The equally colorful Angel Heart, painted in 1992 and signed by Gillian Ayres, measured 48 inches by 36 inches (image area, less frame) and knocked down for $12,500. Ayres was one of the most significant abstract painters to emerge in London during the postwar period. She was a disciple and vanguard of the taschist style, a distinct, non-geometric abstract style.

The Bosendorfer grand piano (model 225, serial #37277), featured a black ebony finish and an upholstered Standard Kimball black bench. It wasn’t available for gallery viewing and shipped directly from the residence of the consigner to the buyer. Bosendorfer is one of the oldest fine piano makers. It was founded in 1828 in Austria by Ignaz Bosendorfer.

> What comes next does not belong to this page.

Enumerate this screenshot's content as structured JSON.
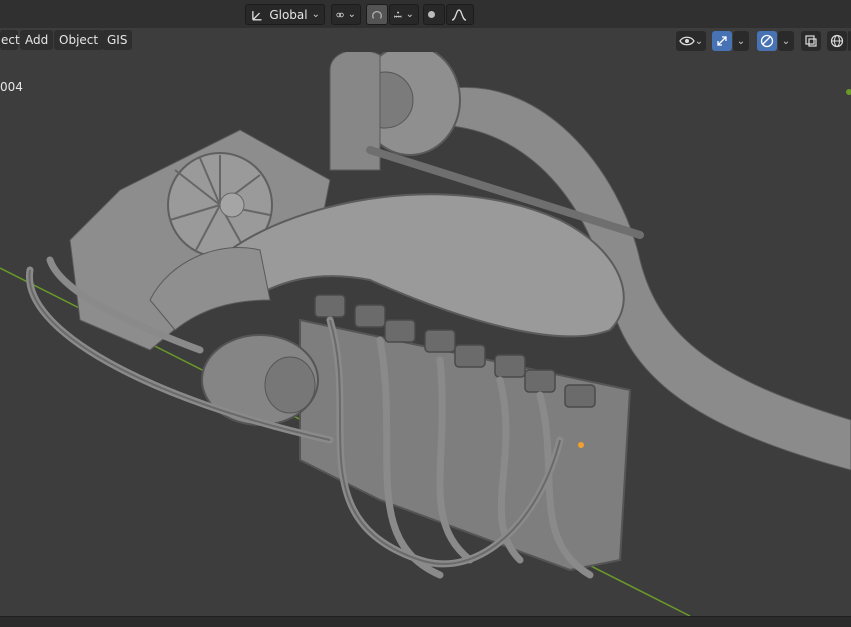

Following are additional highlights from the auction, which overall grossed $350,000. All prices quoted include a 25 percent buyer’s premium.

Most of the lots in the auction were from the estate of Raymond Leppard, who notably served as the music conductor for the Indianapolis Symphony Orchestra from 1987-2001. His collection included a library of over 100 books, featuring orchestral, choral and operatic scores, historical reference material and music theory volumes, many dating from the 17th thru the 19th century. 

Highlights included works by Bach, Rossini, Mozart, Handel, Schubert, Wagner, Tartini, Elgar, Stamitz, Burney, Britten, Stanley and others. The top lot was Dardanus. Prologue. Le Theatre represente les Jardins de l’Amour a Cytherea, on y voit ce Dieu sur un Threne de fleurs, Venus esl a ses cotez, Les Graces (1744). It sold for $3,500. Other lots included: 

* Charles Villiers Stanford’s hand-written and scored Irish Rhapsody No 4, The Fisherman of Loch Neagh and What He Saw, with composer’s notes, signed on the title and final page, November 10, 1913 ($3,250).

* Maestro Raymond Leppard’s personal score of Claudio Monteverdi Il Ritorno D’Ulisse in Patrinia in two volumes and two acts, with Leppard’s personal notes, Faber Music Ltd, London. Rebound 10/4/79 ($1,625).

* Benjamin Britten signed musical score for Overture The Building of the House, with composer’s hand-written notes, including: “Written in the opening of The Maltings concert hall. Snape. June 2nd, 1967” ($1,375).

Also from the Leppard estate, a Tobia Scarpa for Venini green Battuto art glass vase (Murano, Italy), 9 inches tall, went for $1,875; while an original illustration plate of the formal procession for the coronation of James II, from Francis Sanford’s History of the Coronation of James II and of Queen Mary (T. Newcomb: London, 1687), framed and inscribed, brought $1,000.

Decorative arts from local estates and collections included a Roseville art pottery Futura line ‘Bomb’ vase with a stepped neck, flambe and gloss green vase, hit $1,125; a rare and large Frankart Art Deco figural arching nude smoking stand with original jadeite glass tray, marked on the base, realized $1,062; and a John Prip for Reed & Barton sterling silver partial flatware service in the ‘Dimension’ pattern, 41.801 troy oz., made $1,250.

Ripley Auctions has three auctions lined up through the end of February: a Fine Estates & Vintage Jewelry auction on Saturday, January 30th, at 11 am Eastern time; a Guinness World Records Museum auction, presented by Ripley’s Remarkable Rarities, ending on Friday, February 12th, at 5 pm Eastern time; and a Vintage Jewelry auction on Friday, February 22nd, at 3 pm Eastern; all will be held online and in the Ripley Auctions gallery.

Ripley Auctions offers auction services for estates, collections and personal property for individuals, heirs, executors, legal representatives and commercial clients. It is a state-of-the-art global marketplace for arts, antiques, jewelry and memorabilia. Ripley Auctions is always accepting quality consignments for future auctions. To inquire about consigning an item, an estate or collection, call (317) 251-5635; or, you can e-mail them at [email protected]

To learn more about Ripley Auctions and the firm’s calendar of upcoming auction events, please visit www.RipleyAuctions.com. Updates are posted often.